## What you have to do
Return all of the entries exactly as written.

Component data from apps and pages
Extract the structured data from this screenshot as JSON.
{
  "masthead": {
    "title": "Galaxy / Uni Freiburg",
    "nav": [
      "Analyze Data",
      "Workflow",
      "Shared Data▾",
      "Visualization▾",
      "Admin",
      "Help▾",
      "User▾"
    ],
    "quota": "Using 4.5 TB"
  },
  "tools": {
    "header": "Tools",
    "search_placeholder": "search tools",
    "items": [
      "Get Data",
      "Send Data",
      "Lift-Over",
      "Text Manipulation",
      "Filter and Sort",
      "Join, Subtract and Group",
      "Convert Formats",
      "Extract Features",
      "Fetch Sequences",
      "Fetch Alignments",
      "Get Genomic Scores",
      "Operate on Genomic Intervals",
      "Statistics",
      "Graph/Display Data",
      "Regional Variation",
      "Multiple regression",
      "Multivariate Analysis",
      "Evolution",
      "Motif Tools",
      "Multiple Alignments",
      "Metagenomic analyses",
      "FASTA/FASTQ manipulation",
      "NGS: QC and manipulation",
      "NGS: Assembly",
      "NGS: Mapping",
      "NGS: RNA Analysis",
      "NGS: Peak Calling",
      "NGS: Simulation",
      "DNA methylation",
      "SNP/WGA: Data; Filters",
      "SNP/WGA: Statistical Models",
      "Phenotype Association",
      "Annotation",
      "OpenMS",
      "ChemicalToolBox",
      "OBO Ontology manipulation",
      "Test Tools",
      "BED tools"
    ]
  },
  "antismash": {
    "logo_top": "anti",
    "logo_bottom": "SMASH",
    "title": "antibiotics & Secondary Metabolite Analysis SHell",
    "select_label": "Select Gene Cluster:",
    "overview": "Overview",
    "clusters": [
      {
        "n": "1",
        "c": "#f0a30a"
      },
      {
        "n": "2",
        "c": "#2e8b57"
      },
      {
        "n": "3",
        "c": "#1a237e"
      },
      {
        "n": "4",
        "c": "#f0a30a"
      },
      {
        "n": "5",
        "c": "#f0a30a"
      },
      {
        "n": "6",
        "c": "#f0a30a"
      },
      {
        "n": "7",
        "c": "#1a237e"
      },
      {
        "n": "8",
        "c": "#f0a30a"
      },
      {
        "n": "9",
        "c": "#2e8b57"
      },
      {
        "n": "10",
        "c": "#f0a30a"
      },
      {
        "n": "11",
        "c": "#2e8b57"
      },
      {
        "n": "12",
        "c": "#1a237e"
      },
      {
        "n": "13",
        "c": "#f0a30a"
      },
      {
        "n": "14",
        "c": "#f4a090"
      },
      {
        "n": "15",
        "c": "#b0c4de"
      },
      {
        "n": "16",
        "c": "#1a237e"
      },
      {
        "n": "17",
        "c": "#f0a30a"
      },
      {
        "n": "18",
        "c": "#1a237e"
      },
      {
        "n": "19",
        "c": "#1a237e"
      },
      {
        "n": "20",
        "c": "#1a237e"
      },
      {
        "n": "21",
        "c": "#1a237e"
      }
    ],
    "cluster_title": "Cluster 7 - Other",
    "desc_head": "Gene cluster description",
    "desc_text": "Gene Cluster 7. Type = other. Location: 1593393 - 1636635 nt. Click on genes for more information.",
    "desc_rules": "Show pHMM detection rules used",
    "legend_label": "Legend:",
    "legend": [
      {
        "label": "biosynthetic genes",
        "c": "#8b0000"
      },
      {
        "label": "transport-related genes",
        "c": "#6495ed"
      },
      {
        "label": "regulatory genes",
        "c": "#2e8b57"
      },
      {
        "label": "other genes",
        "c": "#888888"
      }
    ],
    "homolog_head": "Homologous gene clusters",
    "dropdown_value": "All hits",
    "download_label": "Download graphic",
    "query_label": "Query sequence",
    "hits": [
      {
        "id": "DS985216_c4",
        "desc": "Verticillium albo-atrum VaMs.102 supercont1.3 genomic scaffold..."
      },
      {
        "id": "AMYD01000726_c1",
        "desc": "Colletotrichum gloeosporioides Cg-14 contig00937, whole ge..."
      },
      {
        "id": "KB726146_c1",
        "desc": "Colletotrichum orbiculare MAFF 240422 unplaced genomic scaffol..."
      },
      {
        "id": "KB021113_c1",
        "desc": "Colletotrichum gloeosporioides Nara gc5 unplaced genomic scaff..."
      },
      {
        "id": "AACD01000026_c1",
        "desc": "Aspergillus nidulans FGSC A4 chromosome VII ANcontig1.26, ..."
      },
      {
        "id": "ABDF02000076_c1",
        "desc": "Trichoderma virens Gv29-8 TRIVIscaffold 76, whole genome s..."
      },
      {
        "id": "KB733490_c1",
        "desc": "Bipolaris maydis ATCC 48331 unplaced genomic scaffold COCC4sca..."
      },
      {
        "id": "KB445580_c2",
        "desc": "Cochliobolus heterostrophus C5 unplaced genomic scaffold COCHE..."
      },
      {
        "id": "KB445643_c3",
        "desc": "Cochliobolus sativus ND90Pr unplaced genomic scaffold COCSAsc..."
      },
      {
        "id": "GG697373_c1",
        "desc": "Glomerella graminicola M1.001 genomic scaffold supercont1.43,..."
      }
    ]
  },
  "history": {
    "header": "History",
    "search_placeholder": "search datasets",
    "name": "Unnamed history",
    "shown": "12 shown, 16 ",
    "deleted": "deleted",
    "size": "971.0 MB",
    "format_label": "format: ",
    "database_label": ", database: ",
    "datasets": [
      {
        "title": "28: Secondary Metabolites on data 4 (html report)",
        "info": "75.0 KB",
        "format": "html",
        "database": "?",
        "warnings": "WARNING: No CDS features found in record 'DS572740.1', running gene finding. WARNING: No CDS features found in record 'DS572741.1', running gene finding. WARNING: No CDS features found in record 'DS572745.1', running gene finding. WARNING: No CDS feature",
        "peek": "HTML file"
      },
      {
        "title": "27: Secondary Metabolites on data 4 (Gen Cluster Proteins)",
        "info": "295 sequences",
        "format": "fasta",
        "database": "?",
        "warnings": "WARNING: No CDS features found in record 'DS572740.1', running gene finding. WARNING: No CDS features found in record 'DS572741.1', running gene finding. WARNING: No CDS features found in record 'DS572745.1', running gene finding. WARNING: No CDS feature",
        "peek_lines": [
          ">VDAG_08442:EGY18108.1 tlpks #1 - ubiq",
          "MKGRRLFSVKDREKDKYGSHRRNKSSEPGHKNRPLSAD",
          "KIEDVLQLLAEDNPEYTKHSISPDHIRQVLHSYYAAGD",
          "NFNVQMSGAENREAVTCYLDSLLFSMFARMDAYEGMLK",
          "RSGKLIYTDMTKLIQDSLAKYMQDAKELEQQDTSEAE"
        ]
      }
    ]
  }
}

## Response to this exercise
Extract the structured data from this screenshot as JSON.
{
  "masthead": {
    "title": "Galaxy / Uni Freiburg",
    "nav": [
      "Analyze Data",
      "Workflow",
      "Shared Data▾",
      "Visualization▾",
      "Admin",
      "Help▾",
      "User▾"
    ],
    "quota": "Using 4.5 TB"
  },
  "tools": {
    "header": "Tools",
    "search_placeholder": "search tools",
    "items": [
      "Get Data",
      "Send Data",
      "Lift-Over",
      "Text Manipulation",
      "Filter and Sort",
      "Join, Subtract and Group",
      "Convert Formats",
      "Extract Features",
      "Fetch Sequences",
      "Fetch Alignments",
      "Get Genomic Scores",
      "Operate on Genomic Intervals",
      "Statistics",
      "Graph/Display Data",
      "Regional Variation",
      "Multiple regression",
      "Multivariate Analysis",
      "Evolution",
      "Motif Tools",
      "Multiple Alignments",
      "Metagenomic analyses",
      "FASTA/FASTQ manipulation",
      "NGS: QC and manipulation",
      "NGS: Assembly",
      "NGS: Mapping",
      "NGS: RNA Analysis",
      "NGS: Peak Calling",
      "NGS: Simulation",
      "DNA methylation",
      "SNP/WGA: Data; Filters",
      "SNP/WGA: Statistical Models",
      "Phenotype Association",
      "Annotation",
      "OpenMS",
      "ChemicalToolBox",
      "OBO Ontology manipulation",
      "Test Tools",
      "BED tools"
    ]
  },
  "antismash": {
    "logo_top": "anti",
    "logo_bottom": "SMASH",
    "title": "antibiotics & Secondary Metabolite Analysis SHell",
    "select_label": "Select Gene Cluster:",
    "overview": "Overview",
    "clusters": [
      {
        "n": "1",
        "c": "#f0a30a"
      },
      {
        "n": "2",
        "c": "#2e8b57"
      },
      {
        "n": "3",
        "c": "#1a237e"
      },
      {
        "n": "4",
        "c": "#f0a30a"
      },
      {
        "n": "5",
        "c": "#f0a30a"
      },
      {
        "n": "6",
        "c": "#f0a30a"
      },
      {
        "n": "7",
        "c": "#1a237e"
      },
      {
        "n": "8",
        "c": "#f0a30a"
      },
      {
        "n": "9",
        "c": "#2e8b57"
      },
      {
        "n": "10",
        "c": "#f0a30a"
      },
      {
        "n": "11",
        "c": "#2e8b57"
      },
      {
        "n": "12",
        "c": "#1a237e"
      },
      {
        "n": "13",
        "c": "#f0a30a"
      },
      {
        "n": "14",
        "c": "#f4a090"
      },
      {
        "n": "15",
        "c": "#b0c4de"
      },
      {
        "n": "16",
        "c": "#1a237e"
      },
      {
        "n": "17",
        "c": "#f0a30a"
      },
      {
        "n": "18",
        "c": "#1a237e"
      },
      {
        "n": "19",
        "c": "#1a237e"
      },
      {
        "n": "20",
        "c": "#1a237e"
      },
      {
        "n": "21",
        "c": "#1a237e"
      }
    ],
    "cluster_title": "Cluster 7 - Other",
    "desc_head": "Gene cluster description",
    "desc_text": "Gene Cluster 7. Type = other. Location: 1593393 - 1636635 nt. Click on genes for more information.",
    "desc_rules": "Show pHMM detection rules used",
    "legend_label": "Legend:",
    "legend": [
      {
        "label": "biosynthetic genes",
        "c": "#8b0000"
      },
      {
        "label": "transport-related genes",
        "c": "#6495ed"
      },
      {
        "label": "regulatory genes",
        "c": "#2e8b57"
      },
      {
        "label": "other genes",
        "c": "#888888"
      }
    ],
    "homolog_head": "Homologous gene clusters",
    "dropdown_value": "All hits",
    "download_label": "Download graphic",
    "query_label": "Query sequence",
    "hits": [
      {
        "id": "DS985216_c4",
        "desc": "Verticillium albo-atrum VaMs.102 supercont1.3 genomic scaffold..."
      },
      {
        "id": "AMYD01000726_c1",
        "desc": "Colletotrichum gloeosporioides Cg-14 contig00937, whole ge..."
      },
      {
        "id": "KB726146_c1",
        "desc": "Colletotrichum orbiculare MAFF 240422 unplaced genomic scaffol..."
      },
      {
        "id": "KB021113_c1",
        "desc": "Colletotrichum gloeosporioides Nara gc5 unplaced genomic scaff..."
      },
      {
        "id": "AACD01000026_c1",
        "desc": "Aspergillus nidulans FGSC A4 chromosome VII ANcontig1.26, ..."
      },
      {
        "id": "ABDF02000076_c1",
        "desc": "Trichoderma virens Gv29-8 TRIVIscaffold 76, whole genome s..."
      },
      {
        "id": "KB733490_c1",
        "desc": "Bipolaris maydis ATCC 48331 unplaced genomic scaffold COCC4sca..."
      },
      {
        "id": "KB445580_c2",
        "desc": "Cochliobolus heterostrophus C5 unplaced genomic scaffold COCHE..."
      },
      {
        "id": "KB445643_c3",
        "desc": "Cochliobolus sativus ND90Pr unplaced genomic scaffold COCSAsc..."
      },
      {
        "id": "GG697373_c1",
        "desc": "Glomerella graminicola M1.001 genomic scaffold supercont1.43,..."
      }
    ]
  },
  "history": {
    "header": "History",
    "search_placeholder": "search datasets",
    "name": "Unnamed history",
    "shown": "12 shown, 16 ",
    "deleted": "deleted",
    "size": "971.0 MB",
    "format_label": "format: ",
    "database_label": ", database: ",
    "datasets": [
      {
        "title": "28: Secondary Metabolites on data 4 (html report)",
        "info": "75.0 KB",
        "format": "html",
        "database": "?",
        "warnings": "WARNING: No CDS features found in record 'DS572740.1', running gene finding. WARNING: No CDS features found in record 'DS572741.1', running gene finding. WARNING: No CDS features found in record 'DS572745.1', running gene finding. WARNING: No CDS feature",
        "peek": "HTML file"
      },
      {
        "title": "27: Secondary Metabolites on data 4 (Gen Cluster Proteins)",
        "info": "295 sequences",
        "format": "fasta",
        "database": "?",
        "warnings": "WARNING: No CDS features found in record 'DS572740.1', running gene finding. WARNING: No CDS features found in record 'DS572741.1', running gene finding. WARNING: No CDS features found in record 'DS572745.1', running gene finding. WARNING: No CDS feature",
        "peek_lines": [
          ">VDAG_08442:EGY18108.1 tlpks #1 - ubiq",
          "MKGRRLFSVKDREKDKYGSHRRNKSSEPGHKNRPLSAD",
          "KIEDVLQLLAEDNPEYTKHSISPDHIRQVLHSYYAAGD",
          "NFNVQMSGAENREAVTCYLDSLLFSMFARMDAYEGMLK",
          "RSGKLIYTDMTKLIQDSLAKYMQDAKELEQQDTSEAE"
        ]
      }
    ]
  }
}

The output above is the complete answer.